Wherever "object" appears in a line of the records below, count that line, and report only the number.

◆ **Source material**
- - -

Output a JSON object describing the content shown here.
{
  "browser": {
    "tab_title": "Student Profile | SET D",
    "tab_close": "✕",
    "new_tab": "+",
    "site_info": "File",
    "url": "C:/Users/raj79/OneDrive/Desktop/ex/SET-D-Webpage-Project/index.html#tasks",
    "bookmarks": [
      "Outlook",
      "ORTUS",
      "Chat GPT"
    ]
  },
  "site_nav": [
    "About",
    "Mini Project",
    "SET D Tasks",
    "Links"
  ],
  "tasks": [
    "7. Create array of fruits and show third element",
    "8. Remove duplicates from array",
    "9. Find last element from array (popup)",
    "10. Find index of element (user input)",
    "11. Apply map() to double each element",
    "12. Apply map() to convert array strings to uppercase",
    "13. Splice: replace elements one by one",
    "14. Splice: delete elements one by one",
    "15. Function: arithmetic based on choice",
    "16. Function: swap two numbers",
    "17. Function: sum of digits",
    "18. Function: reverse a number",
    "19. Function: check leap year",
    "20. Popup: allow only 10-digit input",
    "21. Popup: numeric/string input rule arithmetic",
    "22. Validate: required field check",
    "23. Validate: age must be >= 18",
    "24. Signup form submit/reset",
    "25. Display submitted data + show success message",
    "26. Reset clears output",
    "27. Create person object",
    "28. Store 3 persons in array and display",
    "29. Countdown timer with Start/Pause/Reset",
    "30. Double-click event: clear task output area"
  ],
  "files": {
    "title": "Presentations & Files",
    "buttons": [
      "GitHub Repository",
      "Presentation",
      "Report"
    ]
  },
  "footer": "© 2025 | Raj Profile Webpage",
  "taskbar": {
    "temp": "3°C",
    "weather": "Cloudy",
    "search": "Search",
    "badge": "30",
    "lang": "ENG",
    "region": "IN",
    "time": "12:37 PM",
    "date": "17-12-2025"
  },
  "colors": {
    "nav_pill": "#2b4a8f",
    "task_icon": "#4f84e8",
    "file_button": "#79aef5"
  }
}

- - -

◆ **Reply**
2